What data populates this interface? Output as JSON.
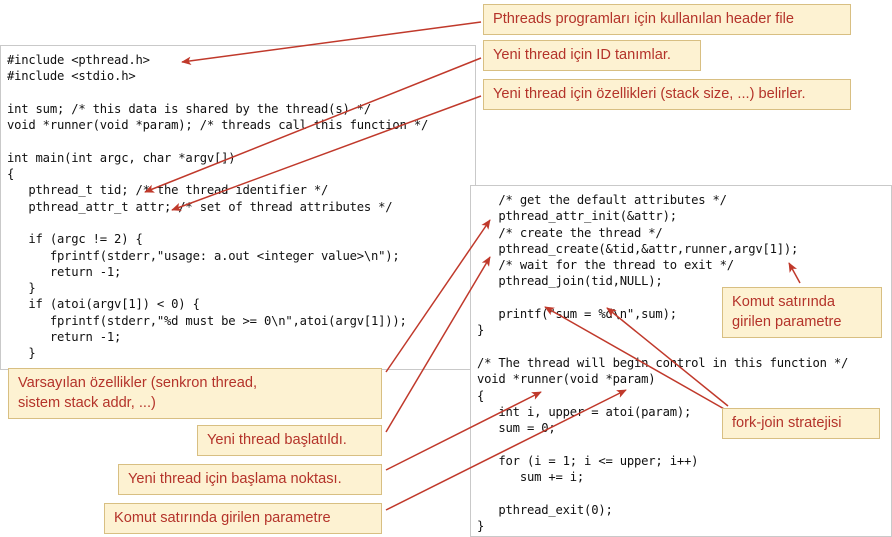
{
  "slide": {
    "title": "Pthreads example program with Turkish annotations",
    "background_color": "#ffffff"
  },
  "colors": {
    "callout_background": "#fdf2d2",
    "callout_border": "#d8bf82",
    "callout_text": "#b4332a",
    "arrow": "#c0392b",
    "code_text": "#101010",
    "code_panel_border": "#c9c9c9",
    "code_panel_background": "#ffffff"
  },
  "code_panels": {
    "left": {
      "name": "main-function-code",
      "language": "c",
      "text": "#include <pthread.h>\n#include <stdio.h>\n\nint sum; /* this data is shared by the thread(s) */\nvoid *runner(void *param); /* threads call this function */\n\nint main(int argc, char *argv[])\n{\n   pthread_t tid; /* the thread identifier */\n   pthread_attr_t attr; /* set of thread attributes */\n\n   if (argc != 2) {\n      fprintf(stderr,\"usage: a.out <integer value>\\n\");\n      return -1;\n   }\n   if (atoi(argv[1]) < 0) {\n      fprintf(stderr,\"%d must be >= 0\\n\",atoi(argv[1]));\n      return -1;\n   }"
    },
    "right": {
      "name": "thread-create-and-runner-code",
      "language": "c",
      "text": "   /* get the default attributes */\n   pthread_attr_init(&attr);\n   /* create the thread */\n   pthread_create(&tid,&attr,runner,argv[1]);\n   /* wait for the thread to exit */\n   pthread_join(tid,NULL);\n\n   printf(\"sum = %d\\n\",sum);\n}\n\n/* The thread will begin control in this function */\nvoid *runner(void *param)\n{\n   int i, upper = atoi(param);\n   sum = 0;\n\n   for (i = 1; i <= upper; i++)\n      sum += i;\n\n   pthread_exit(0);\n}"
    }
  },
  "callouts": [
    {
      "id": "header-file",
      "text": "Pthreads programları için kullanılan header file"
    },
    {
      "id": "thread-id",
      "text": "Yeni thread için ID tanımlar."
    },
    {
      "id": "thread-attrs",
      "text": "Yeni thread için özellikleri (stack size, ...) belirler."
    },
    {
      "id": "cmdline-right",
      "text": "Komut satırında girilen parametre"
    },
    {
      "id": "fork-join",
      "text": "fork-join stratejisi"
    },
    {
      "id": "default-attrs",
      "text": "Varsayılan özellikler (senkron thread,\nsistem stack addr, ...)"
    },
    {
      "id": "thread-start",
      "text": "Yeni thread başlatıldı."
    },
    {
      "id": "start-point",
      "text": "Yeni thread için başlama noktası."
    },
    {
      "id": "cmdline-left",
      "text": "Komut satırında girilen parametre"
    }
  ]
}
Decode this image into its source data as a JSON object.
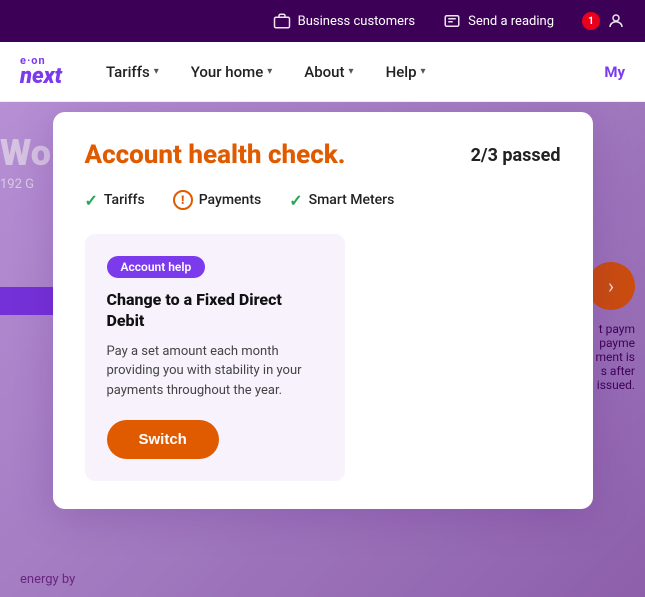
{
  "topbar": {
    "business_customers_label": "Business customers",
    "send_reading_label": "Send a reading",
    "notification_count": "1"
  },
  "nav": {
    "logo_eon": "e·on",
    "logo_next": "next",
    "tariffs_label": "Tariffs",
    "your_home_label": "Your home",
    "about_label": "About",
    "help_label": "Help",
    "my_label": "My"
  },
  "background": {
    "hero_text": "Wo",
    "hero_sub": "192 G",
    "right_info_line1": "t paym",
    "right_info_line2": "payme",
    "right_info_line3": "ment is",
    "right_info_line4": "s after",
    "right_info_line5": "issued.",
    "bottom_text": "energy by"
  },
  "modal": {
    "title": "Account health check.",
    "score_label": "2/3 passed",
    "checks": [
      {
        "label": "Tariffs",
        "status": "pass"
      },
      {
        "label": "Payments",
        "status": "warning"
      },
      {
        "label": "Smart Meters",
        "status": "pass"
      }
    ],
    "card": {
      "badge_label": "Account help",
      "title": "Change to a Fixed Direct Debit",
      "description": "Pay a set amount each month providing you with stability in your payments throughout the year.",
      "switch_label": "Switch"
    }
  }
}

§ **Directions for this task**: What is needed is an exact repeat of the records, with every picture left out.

§ **Answer to this problem**:
What data populates this interface? Output as JSON.
{
  "slide": {
    "title": "Pthreads example program with Turkish annotations",
    "background_color": "#ffffff"
  },
  "colors": {
    "callout_background": "#fdf2d2",
    "callout_border": "#d8bf82",
    "callout_text": "#b4332a",
    "arrow": "#c0392b",
    "code_text": "#101010",
    "code_panel_border": "#c9c9c9",
    "code_panel_background": "#ffffff"
  },
  "code_panels": {
    "left": {
      "name": "main-function-code",
      "language": "c",
      "text": "#include <pthread.h>\n#include <stdio.h>\n\nint sum; /* this data is shared by the thread(s) */\nvoid *runner(void *param); /* threads call this function */\n\nint main(int argc, char *argv[])\n{\n   pthread_t tid; /* the thread identifier */\n   pthread_attr_t attr; /* set of thread attributes */\n\n   if (argc != 2) {\n      fprintf(stderr,\"usage: a.out <integer value>\\n\");\n      return -1;\n   }\n   if (atoi(argv[1]) < 0) {\n      fprintf(stderr,\"%d must be >= 0\\n\",atoi(argv[1]));\n      return -1;\n   }"
    },
    "right": {
      "name": "thread-create-and-runner-code",
      "language": "c",
      "text": "   /* get the default attributes */\n   pthread_attr_init(&attr);\n   /* create the thread */\n   pthread_create(&tid,&attr,runner,argv[1]);\n   /* wait for the thread to exit */\n   pthread_join(tid,NULL);\n\n   printf(\"sum = %d\\n\",sum);\n}\n\n/* The thread will begin control in this function */\nvoid *runner(void *param)\n{\n   int i, upper = atoi(param);\n   sum = 0;\n\n   for (i = 1; i <= upper; i++)\n      sum += i;\n\n   pthread_exit(0);\n}"
    }
  },
  "callouts": [
    {
      "id": "header-file",
      "text": "Pthreads programları için kullanılan header file"
    },
    {
      "id": "thread-id",
      "text": "Yeni thread için ID tanımlar."
    },
    {
      "id": "thread-attrs",
      "text": "Yeni thread için özellikleri (stack size, ...) belirler."
    },
    {
      "id": "cmdline-right",
      "text": "Komut satırında girilen parametre"
    },
    {
      "id": "fork-join",
      "text": "fork-join stratejisi"
    },
    {
      "id": "default-attrs",
      "text": "Varsayılan özellikler (senkron thread,\nsistem stack addr, ...)"
    },
    {
      "id": "thread-start",
      "text": "Yeni thread başlatıldı."
    },
    {
      "id": "start-point",
      "text": "Yeni thread için başlama noktası."
    },
    {
      "id": "cmdline-left",
      "text": "Komut satırında girilen parametre"
    }
  ]
}
Decode this image into its source data as a JSON object.
{
  "topbar": {
    "business_customers_label": "Business customers",
    "send_reading_label": "Send a reading",
    "notification_count": "1"
  },
  "nav": {
    "logo_eon": "e·on",
    "logo_next": "next",
    "tariffs_label": "Tariffs",
    "your_home_label": "Your home",
    "about_label": "About",
    "help_label": "Help",
    "my_label": "My"
  },
  "background": {
    "hero_text": "Wo",
    "hero_sub": "192 G",
    "right_info_line1": "t paym",
    "right_info_line2": "payme",
    "right_info_line3": "ment is",
    "right_info_line4": "s after",
    "right_info_line5": "issued.",
    "bottom_text": "energy by"
  },
  "modal": {
    "title": "Account health check.",
    "score_label": "2/3 passed",
    "checks": [
      {
        "label": "Tariffs",
        "status": "pass"
      },
      {
        "label": "Payments",
        "status": "warning"
      },
      {
        "label": "Smart Meters",
        "status": "pass"
      }
    ],
    "card": {
      "badge_label": "Account help",
      "title": "Change to a Fixed Direct Debit",
      "description": "Pay a set amount each month providing you with stability in your payments throughout the year.",
      "switch_label": "Switch"
    }
  }
}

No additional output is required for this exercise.